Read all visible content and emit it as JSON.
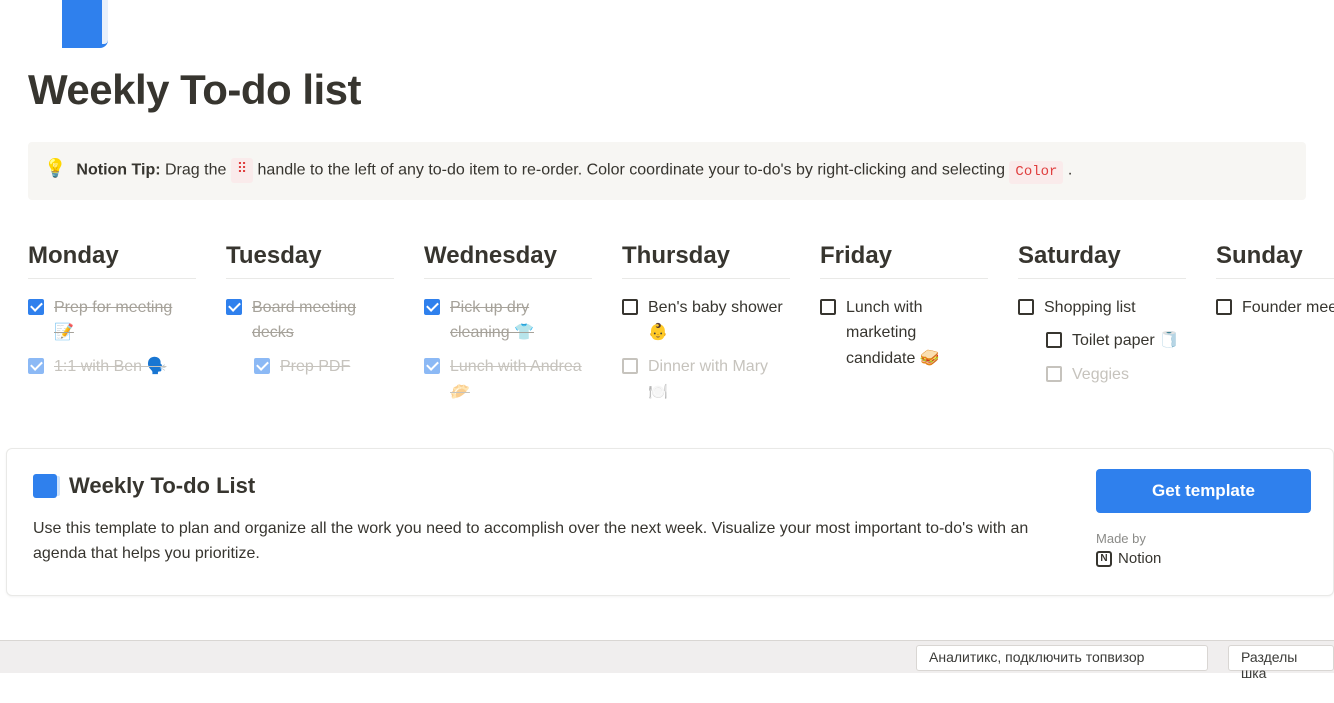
{
  "title": "Weekly To-do list",
  "tip": {
    "prefix": "Notion Tip:",
    "body_a": " Drag the ",
    "handle": "⠿",
    "body_b": " handle to the left of any to-do item to re-order. Color coordinate your to-do's by right-clicking and selecting ",
    "code": "Color",
    "body_c": " ."
  },
  "days": [
    {
      "name": "Monday",
      "items": [
        {
          "label": "Prep for meeting 📝",
          "checked": true,
          "style": "done"
        },
        {
          "label": "1:1 with Ben 🗣️",
          "checked": true,
          "style": "faded"
        }
      ]
    },
    {
      "name": "Tuesday",
      "items": [
        {
          "label": "Board meeting decks",
          "checked": true,
          "style": "done"
        },
        {
          "label": "Prep PDF",
          "checked": true,
          "style": "faded",
          "sub": true
        }
      ]
    },
    {
      "name": "Wednesday",
      "items": [
        {
          "label": "Pick up dry cleaning 👕",
          "checked": true,
          "style": "done"
        },
        {
          "label": "Lunch with Andrea 🥟",
          "checked": true,
          "style": "faded"
        }
      ]
    },
    {
      "name": "Thursday",
      "items": [
        {
          "label": "Ben's baby shower 👶",
          "checked": false
        },
        {
          "label": "Dinner with Mary 🍽️",
          "checked": false,
          "style": "faded-unchecked"
        }
      ]
    },
    {
      "name": "Friday",
      "items": [
        {
          "label": "Lunch with marketing candidate 🥪",
          "checked": false
        }
      ]
    },
    {
      "name": "Saturday",
      "items": [
        {
          "label": "Shopping list",
          "checked": false
        },
        {
          "label": "Toilet paper 🧻",
          "checked": false,
          "sub": true
        },
        {
          "label": "Veggies",
          "checked": false,
          "sub": true,
          "style": "faded-unchecked"
        }
      ]
    },
    {
      "name": "Sunday",
      "items": [
        {
          "label": "Founder meetup",
          "checked": false
        }
      ]
    }
  ],
  "footer": {
    "title": "Weekly To-do List",
    "desc": "Use this template to plan and organize all the work you need to accomplish over the next week. Visualize your most important to-do's with an agenda that helps you prioritize.",
    "button": "Get template",
    "madeby_label": "Made by",
    "madeby_brand": "Notion"
  },
  "strip": {
    "left": "Аналитикс, подключить топвизор",
    "right": "Разделы шка"
  }
}
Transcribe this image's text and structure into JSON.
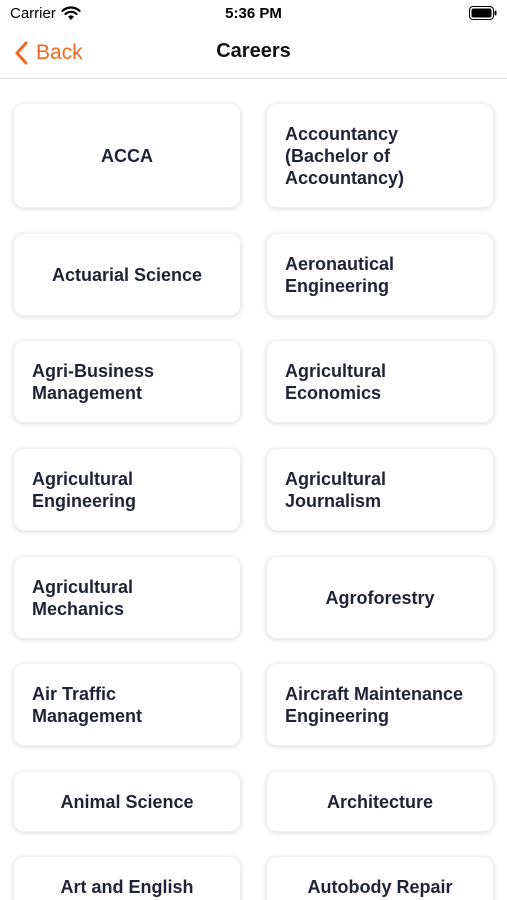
{
  "status_bar": {
    "carrier": "Carrier",
    "time": "5:36 PM"
  },
  "nav": {
    "back_label": "Back",
    "title": "Careers"
  },
  "colors": {
    "accent": "#f26a21",
    "card_text": "#1f2336"
  },
  "careers": [
    "ACCA",
    "Accountancy (Bachelor of Accountancy)",
    "Actuarial Science",
    "Aeronautical Engineering",
    "Agri-Business Management",
    "Agricultural Economics",
    "Agricultural Engineering",
    "Agricultural Journalism",
    "Agricultural Mechanics",
    "Agroforestry",
    "Air Traffic Management",
    "Aircraft Maintenance Engineering",
    "Animal Science",
    "Architecture",
    "Art and English",
    "Autobody Repair"
  ]
}
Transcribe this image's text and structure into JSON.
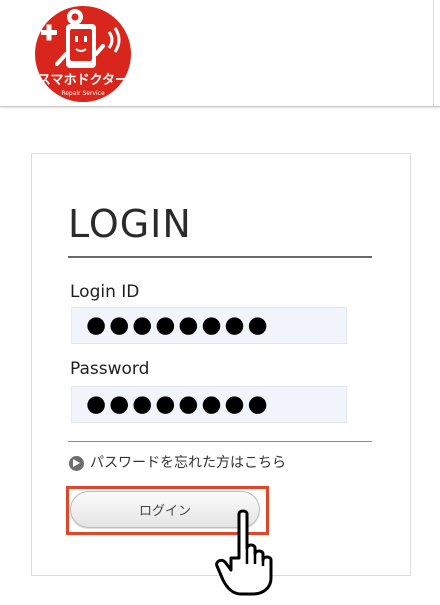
{
  "header": {
    "logo": {
      "brand_text": "スマホドクター",
      "sub_text": "Repair Service",
      "color": "#d9261c"
    }
  },
  "login": {
    "title": "LOGIN",
    "id_label": "Login ID",
    "id_value": "●●●●●●●●",
    "password_label": "Password",
    "password_value": "●●●●●●●●",
    "forgot_link": "パスワードを忘れた方はこちら",
    "submit_label": "ログイン"
  },
  "annotations": {
    "highlight_color": "#e1462a",
    "cursor_icon": "hand-pointer-icon"
  }
}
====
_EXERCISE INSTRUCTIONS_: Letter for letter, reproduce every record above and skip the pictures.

_YOUR SOLUTION_:
Read all visible content and emit it as JSON.
{
  "title": "Weekly To-do list",
  "tip": {
    "prefix": "Notion Tip:",
    "body_a": " Drag the ",
    "handle": "⠿",
    "body_b": " handle to the left of any to-do item to re-order. Color coordinate your to-do's by right-clicking and selecting ",
    "code": "Color",
    "body_c": " ."
  },
  "days": [
    {
      "name": "Monday",
      "items": [
        {
          "label": "Prep for meeting 📝",
          "checked": true,
          "style": "done"
        },
        {
          "label": "1:1 with Ben 🗣️",
          "checked": true,
          "style": "faded"
        }
      ]
    },
    {
      "name": "Tuesday",
      "items": [
        {
          "label": "Board meeting decks",
          "checked": true,
          "style": "done"
        },
        {
          "label": "Prep PDF",
          "checked": true,
          "style": "faded",
          "sub": true
        }
      ]
    },
    {
      "name": "Wednesday",
      "items": [
        {
          "label": "Pick up dry cleaning 👕",
          "checked": true,
          "style": "done"
        },
        {
          "label": "Lunch with Andrea 🥟",
          "checked": true,
          "style": "faded"
        }
      ]
    },
    {
      "name": "Thursday",
      "items": [
        {
          "label": "Ben's baby shower 👶",
          "checked": false
        },
        {
          "label": "Dinner with Mary 🍽️",
          "checked": false,
          "style": "faded-unchecked"
        }
      ]
    },
    {
      "name": "Friday",
      "items": [
        {
          "label": "Lunch with marketing candidate 🥪",
          "checked": false
        }
      ]
    },
    {
      "name": "Saturday",
      "items": [
        {
          "label": "Shopping list",
          "checked": false
        },
        {
          "label": "Toilet paper 🧻",
          "checked": false,
          "sub": true
        },
        {
          "label": "Veggies",
          "checked": false,
          "sub": true,
          "style": "faded-unchecked"
        }
      ]
    },
    {
      "name": "Sunday",
      "items": [
        {
          "label": "Founder meetup",
          "checked": false
        }
      ]
    }
  ],
  "footer": {
    "title": "Weekly To-do List",
    "desc": "Use this template to plan and organize all the work you need to accomplish over the next week. Visualize your most important to-do's with an agenda that helps you prioritize.",
    "button": "Get template",
    "madeby_label": "Made by",
    "madeby_brand": "Notion"
  },
  "strip": {
    "left": "Аналитикс, подключить топвизор",
    "right": "Разделы шка"
  }
}
Transcribe this image's text and structure into JSON.
{
  "status_bar": {
    "carrier": "Carrier",
    "time": "5:36 PM"
  },
  "nav": {
    "back_label": "Back",
    "title": "Careers"
  },
  "colors": {
    "accent": "#f26a21",
    "card_text": "#1f2336"
  },
  "careers": [
    "ACCA",
    "Accountancy (Bachelor of Accountancy)",
    "Actuarial Science",
    "Aeronautical Engineering",
    "Agri-Business Management",
    "Agricultural Economics",
    "Agricultural Engineering",
    "Agricultural Journalism",
    "Agricultural Mechanics",
    "Agroforestry",
    "Air Traffic Management",
    "Aircraft Maintenance Engineering",
    "Animal Science",
    "Architecture",
    "Art and English",
    "Autobody Repair"
  ]
}
Transcribe this image's text and structure into JSON.
{
  "header": {
    "logo": {
      "brand_text": "スマホドクター",
      "sub_text": "Repair Service",
      "color": "#d9261c"
    }
  },
  "login": {
    "title": "LOGIN",
    "id_label": "Login ID",
    "id_value": "●●●●●●●●",
    "password_label": "Password",
    "password_value": "●●●●●●●●",
    "forgot_link": "パスワードを忘れた方はこちら",
    "submit_label": "ログイン"
  },
  "annotations": {
    "highlight_color": "#e1462a",
    "cursor_icon": "hand-pointer-icon"
  }
}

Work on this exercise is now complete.